Speaking to the BBC, the consumer safety and cancer campaigner acknowledged she may be deserving of an honour, but couldn’t accept it while the word ‘Empire’ was associated with them.

She said: “I would love to have an honour if it didn’t have the word ’empire’ on the end of it. We don’t have an empire, in my opinion.

“I think honours are really important and should be given to people who have done really good stuff.

“And I’ve changed laws and I’ve helped saved a lot of people’s lives, so maybe I’m deserving of an honour, but I just wouldn’t accept it while we still have party donors donating huge amounts of money and getting an honour.”

Lynn, who is married to ITV journalist John Stapleton, presented Watchdog between 1985 and 1993 and was diagnosed with stage three bowel cancer at the time.

She continued: “We’re a very backward-looking country at the moment.

“We shouldn’t have lords and ladies and sirs.

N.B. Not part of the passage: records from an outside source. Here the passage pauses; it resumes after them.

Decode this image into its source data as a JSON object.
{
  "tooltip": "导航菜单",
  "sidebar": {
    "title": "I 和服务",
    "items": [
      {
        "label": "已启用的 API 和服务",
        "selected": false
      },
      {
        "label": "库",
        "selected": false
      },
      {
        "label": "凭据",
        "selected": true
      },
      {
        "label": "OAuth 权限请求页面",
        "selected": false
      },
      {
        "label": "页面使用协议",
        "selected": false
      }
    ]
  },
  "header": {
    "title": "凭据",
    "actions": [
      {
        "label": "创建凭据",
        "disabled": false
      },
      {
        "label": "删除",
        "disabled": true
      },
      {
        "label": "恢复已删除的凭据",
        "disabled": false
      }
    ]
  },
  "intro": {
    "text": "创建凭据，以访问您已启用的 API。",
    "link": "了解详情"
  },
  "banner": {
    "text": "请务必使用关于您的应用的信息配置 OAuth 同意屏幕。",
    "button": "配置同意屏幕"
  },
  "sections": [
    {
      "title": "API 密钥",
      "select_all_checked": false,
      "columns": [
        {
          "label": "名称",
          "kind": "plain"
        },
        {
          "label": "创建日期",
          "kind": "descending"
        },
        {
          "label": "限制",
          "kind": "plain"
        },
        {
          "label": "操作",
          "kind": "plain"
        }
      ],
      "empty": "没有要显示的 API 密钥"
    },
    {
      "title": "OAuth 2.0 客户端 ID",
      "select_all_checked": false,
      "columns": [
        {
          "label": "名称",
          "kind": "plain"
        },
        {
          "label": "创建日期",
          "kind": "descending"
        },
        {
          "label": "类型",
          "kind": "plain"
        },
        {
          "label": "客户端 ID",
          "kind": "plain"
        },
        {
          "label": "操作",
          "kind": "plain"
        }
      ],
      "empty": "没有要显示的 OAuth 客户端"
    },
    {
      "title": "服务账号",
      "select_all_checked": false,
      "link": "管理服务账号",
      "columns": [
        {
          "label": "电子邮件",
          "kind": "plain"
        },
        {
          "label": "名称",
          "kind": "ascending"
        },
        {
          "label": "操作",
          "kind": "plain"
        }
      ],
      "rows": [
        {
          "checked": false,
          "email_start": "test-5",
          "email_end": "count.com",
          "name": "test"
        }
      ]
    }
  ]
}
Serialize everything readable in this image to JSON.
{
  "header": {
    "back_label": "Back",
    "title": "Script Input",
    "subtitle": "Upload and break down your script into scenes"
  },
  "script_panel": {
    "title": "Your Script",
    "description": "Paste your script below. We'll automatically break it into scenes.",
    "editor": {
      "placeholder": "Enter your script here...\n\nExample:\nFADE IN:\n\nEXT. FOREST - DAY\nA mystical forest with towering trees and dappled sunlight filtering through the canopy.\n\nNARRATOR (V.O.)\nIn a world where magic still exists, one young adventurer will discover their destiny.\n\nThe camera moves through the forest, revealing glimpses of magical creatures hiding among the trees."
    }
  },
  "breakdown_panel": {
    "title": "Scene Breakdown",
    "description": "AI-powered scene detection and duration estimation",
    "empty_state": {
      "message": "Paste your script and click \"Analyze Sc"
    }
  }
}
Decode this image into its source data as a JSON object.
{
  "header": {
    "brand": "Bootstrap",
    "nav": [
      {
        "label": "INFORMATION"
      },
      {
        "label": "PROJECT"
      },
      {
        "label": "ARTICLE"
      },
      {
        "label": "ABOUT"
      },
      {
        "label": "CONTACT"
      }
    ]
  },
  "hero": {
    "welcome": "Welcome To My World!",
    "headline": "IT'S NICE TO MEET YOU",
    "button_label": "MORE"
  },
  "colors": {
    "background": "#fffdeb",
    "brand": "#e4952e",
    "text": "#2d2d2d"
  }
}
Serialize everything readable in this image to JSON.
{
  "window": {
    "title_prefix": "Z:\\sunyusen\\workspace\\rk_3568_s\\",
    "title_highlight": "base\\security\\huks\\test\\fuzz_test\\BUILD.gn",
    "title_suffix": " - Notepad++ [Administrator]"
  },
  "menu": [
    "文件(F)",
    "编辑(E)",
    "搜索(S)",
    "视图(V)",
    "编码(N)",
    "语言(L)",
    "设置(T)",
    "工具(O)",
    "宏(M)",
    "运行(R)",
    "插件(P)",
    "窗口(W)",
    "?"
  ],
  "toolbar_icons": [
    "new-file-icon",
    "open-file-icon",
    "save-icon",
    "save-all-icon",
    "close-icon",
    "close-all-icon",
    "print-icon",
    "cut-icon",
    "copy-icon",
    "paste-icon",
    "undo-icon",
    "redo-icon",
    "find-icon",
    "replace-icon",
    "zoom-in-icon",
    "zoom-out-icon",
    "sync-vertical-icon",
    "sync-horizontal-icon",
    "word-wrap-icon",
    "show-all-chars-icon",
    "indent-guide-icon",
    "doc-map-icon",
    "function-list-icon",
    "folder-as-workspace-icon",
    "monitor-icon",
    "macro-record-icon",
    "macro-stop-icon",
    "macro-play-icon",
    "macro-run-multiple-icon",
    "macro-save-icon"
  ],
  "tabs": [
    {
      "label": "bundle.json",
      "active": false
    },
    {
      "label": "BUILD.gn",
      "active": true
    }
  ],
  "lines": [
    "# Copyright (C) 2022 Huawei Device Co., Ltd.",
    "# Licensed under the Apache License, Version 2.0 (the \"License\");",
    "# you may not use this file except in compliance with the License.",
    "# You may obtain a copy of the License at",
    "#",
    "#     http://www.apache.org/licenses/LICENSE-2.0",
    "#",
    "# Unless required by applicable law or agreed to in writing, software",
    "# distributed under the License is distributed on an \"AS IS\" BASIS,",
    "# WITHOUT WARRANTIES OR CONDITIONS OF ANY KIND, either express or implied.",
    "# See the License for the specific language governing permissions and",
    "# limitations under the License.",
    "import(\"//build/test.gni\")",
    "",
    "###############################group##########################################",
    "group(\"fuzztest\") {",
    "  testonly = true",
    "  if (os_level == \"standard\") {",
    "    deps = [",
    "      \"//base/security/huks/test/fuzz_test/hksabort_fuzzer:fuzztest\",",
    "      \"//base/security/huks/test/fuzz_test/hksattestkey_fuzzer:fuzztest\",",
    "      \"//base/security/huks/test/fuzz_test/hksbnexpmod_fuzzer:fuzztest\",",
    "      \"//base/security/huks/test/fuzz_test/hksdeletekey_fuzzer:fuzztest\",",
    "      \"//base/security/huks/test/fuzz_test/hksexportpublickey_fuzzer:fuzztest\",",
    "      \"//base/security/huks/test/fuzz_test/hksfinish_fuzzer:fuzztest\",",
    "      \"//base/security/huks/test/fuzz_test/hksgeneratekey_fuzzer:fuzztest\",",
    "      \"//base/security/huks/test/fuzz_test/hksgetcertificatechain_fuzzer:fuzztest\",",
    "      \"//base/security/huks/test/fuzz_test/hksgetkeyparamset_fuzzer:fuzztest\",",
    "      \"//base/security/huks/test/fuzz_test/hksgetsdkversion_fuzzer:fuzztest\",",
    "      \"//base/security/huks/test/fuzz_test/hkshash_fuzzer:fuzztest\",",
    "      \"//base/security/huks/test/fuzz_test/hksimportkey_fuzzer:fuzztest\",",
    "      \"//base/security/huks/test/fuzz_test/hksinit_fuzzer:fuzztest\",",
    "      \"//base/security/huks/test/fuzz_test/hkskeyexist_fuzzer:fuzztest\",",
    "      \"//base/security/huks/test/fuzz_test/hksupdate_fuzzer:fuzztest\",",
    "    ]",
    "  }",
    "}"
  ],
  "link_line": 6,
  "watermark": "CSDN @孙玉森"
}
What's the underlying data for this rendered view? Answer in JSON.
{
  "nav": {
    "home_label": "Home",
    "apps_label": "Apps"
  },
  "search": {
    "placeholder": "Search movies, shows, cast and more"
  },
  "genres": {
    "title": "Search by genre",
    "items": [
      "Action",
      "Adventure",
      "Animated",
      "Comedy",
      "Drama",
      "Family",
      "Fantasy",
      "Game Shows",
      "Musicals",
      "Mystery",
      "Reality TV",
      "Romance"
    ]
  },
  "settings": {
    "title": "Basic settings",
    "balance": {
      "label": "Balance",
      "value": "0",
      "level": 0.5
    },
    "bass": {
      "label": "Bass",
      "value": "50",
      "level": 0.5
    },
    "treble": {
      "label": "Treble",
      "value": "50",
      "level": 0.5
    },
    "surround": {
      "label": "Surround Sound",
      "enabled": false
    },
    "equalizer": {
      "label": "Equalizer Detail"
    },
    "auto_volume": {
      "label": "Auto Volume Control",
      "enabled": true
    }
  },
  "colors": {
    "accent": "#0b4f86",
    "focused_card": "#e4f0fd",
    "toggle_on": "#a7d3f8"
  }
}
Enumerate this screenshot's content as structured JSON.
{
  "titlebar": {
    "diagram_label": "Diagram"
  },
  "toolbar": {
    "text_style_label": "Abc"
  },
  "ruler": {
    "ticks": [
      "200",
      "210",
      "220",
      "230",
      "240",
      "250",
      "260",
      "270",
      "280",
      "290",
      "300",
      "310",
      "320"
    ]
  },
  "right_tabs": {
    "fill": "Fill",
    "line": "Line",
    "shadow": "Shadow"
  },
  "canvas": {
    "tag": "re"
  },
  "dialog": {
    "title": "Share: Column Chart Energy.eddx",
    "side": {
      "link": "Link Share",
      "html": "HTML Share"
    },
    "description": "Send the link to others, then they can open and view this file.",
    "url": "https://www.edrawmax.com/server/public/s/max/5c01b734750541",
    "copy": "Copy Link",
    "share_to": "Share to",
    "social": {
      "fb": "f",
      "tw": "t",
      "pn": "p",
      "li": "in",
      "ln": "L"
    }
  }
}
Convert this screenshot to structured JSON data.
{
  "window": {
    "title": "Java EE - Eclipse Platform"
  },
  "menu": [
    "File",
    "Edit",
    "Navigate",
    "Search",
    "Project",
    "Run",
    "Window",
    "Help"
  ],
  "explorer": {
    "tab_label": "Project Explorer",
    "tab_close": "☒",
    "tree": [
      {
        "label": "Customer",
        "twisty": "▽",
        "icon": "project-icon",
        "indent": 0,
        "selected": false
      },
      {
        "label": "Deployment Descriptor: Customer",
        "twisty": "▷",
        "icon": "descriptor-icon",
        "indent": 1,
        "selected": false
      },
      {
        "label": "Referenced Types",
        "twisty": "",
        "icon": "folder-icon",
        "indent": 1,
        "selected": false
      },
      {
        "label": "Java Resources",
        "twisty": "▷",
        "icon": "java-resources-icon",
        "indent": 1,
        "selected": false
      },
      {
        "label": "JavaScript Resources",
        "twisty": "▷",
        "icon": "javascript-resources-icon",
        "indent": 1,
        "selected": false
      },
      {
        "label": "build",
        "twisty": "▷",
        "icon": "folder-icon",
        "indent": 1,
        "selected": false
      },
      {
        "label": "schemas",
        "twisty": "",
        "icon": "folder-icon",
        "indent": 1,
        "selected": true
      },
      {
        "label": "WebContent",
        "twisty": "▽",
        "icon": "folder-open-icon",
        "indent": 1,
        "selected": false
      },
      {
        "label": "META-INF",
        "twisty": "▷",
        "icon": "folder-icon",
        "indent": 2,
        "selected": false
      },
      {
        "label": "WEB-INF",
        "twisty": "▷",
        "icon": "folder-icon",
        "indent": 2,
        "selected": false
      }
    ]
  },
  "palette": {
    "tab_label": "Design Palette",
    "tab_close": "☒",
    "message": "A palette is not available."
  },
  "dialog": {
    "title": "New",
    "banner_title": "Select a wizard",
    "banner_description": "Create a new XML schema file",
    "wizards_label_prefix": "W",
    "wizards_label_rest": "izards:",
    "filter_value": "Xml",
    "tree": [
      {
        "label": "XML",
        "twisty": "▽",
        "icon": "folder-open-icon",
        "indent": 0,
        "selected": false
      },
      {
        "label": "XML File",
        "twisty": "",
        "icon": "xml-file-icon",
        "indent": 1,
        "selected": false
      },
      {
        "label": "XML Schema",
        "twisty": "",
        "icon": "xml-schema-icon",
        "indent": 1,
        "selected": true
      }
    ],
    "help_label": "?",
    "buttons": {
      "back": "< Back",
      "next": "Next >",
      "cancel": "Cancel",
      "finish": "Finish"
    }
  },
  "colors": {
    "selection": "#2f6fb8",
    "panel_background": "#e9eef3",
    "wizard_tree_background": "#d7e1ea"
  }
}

We should give people honours, yes, because plenty of people deserve them, including, I hope, myself.

“But it’s not a fair system.”

Her nomination came after she chaired a government independent review into the UK’s system for the recall of unsafe products, which she fears has now been ‘kicked into the long grass’.

She said she did not know who put her name forward for the honour, but believed it was related to her disappointment that no action had been taken since the review was published in February.

She isn’t the first TV personality to turn down a royal honour. Actor Jim Broadbent said no to an OBE in 2012, while Dawn French, Jennifer Saunders, Jon Snow, John Cleese and Alan Bennett have all refused them.